Keep the puppy out of biting and nipping. You should not beat or punish it anyway. Though, teach the puppy to avoid severe bites on the hands and legs. You can arrange timeouts for it if it bites too harshly. For example, if it bites your hand while taking a treat, withhold the next treat until it understands how to take it gently. If it bites you when you are watching TV or sitting still, make an abrupt shout, something like ‘Ouch!’ to let it know that its behavior is wrong. Reward it with a treat when you see that the little one understands what you want of it and denies biting at all. German Shepherds are very clever, so they understand the explanations very quickly. You won’t experience the puppy biting you in a while.
Be patient while training your little dog. It will be trained enough to understand how to control itself by the 10th week.
How big is a 2 month old German Shepherd?
Your puppy at this age is relatively not too big, and you won’t see any significant differences in height between males and females. Therefore, your boy will grow as tall as 7-9 inches (18-23 cm), while the little girl will be 6-9 inches (15-23 cm) tall.
How much does a 2 month old German Shepherd weight?
GS puppies gain weight at this age very quickly. They tend to double it in comparison to the first month.
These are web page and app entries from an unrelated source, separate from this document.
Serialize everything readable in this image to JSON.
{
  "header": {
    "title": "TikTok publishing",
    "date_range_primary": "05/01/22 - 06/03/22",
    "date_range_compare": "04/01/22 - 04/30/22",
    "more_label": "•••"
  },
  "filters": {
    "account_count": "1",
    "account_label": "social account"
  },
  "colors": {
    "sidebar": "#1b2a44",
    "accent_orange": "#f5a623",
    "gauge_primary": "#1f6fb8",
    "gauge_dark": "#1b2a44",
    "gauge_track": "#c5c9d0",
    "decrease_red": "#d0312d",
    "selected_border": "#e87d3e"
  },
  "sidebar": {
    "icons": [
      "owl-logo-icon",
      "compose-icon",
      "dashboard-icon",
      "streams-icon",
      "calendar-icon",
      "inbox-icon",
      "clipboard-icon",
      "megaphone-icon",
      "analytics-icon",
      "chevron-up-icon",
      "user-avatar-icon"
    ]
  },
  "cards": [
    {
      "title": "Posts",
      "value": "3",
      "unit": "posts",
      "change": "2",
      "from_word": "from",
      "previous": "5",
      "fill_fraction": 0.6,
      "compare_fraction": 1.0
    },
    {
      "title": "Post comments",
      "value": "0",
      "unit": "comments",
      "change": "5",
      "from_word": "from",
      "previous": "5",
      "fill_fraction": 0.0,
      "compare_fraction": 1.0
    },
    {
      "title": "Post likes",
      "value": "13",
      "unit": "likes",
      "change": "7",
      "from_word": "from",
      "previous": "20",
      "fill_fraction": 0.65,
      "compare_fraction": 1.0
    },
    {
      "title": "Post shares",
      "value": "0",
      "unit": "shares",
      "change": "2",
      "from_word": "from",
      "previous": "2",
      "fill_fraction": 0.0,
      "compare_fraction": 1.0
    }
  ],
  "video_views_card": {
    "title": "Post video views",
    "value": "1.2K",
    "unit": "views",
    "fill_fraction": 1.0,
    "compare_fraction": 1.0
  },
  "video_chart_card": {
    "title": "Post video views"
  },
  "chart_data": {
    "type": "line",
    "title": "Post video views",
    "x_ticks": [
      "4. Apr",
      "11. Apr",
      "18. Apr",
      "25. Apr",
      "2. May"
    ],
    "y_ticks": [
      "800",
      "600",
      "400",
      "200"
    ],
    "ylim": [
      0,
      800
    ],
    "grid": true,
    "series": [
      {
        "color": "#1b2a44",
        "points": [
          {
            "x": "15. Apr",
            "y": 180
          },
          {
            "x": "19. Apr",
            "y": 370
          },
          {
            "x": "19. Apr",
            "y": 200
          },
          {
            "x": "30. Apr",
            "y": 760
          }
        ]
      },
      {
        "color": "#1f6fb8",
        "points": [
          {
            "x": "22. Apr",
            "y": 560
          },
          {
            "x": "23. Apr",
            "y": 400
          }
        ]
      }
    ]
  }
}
Your male doggy will approximately weigh 16-20 pounds (7-9 kg). If you have a female puppy, its weight will be smaller – 11-17 pounds (5-7.5 kg).
How much to feed a 2 month old German Shepherd puppy?
You can give your puppy 1-1.5 cups of puppy kibble soaked in goat milk 3-4 times per day. You can also give it tasty treats, but don’t do it too often. The overall number of calories from treats should not exceed 10% of all puppy food.
How often should I feed my 2 month old German Shepherd?
You should feed your pup 3-4 times per day. Never make a feeding schedule of 2 times per day because your doggy can overeat and have digestive problems.
How much exercise does a 2 month old German Shepherd puppy need?
Little GS puppies are very energetic, so they need a lot of exercises. However, they are too young for hard exercise and training. Play ‘Fetch’ or some other games with it. The sessions can be very short (about 10-15 minutes or less) and not too intensive.
Can I walk my 2 month old German Shepherd?
Yes, you can walk your puppy in the backyard or any other fenced space after it is vaccinated. Though remember that your little doggy cannot go on long walks yet, so never make its walks too long. 10-15 minutes 4 times per day is pretty enough. Another thing to consider is that it cannot follow you yet, so try to avoid going for walks in the open spaces and streets, or your pup can get lost.
Remember that you take responsibility when you bring your 2 month old GSD puppy home. Learn a lot about the breed before you decide to adopt this dog. You also need to know that your pup will have enough space for its activity and energetic behavior. You also need to consider your budget. German Shepherd puppies can cost $400-$2,000 when you buy them from a reputable breeder.
Get prepared that your doggy will bark, whale, bite and chew everything around. However, you will also get a lot of joy, playing, laughing, and loyalty. German Shepherds are very intelligent, and you will get the best friend for many years if you are patient and consistent enough during its first days at your home.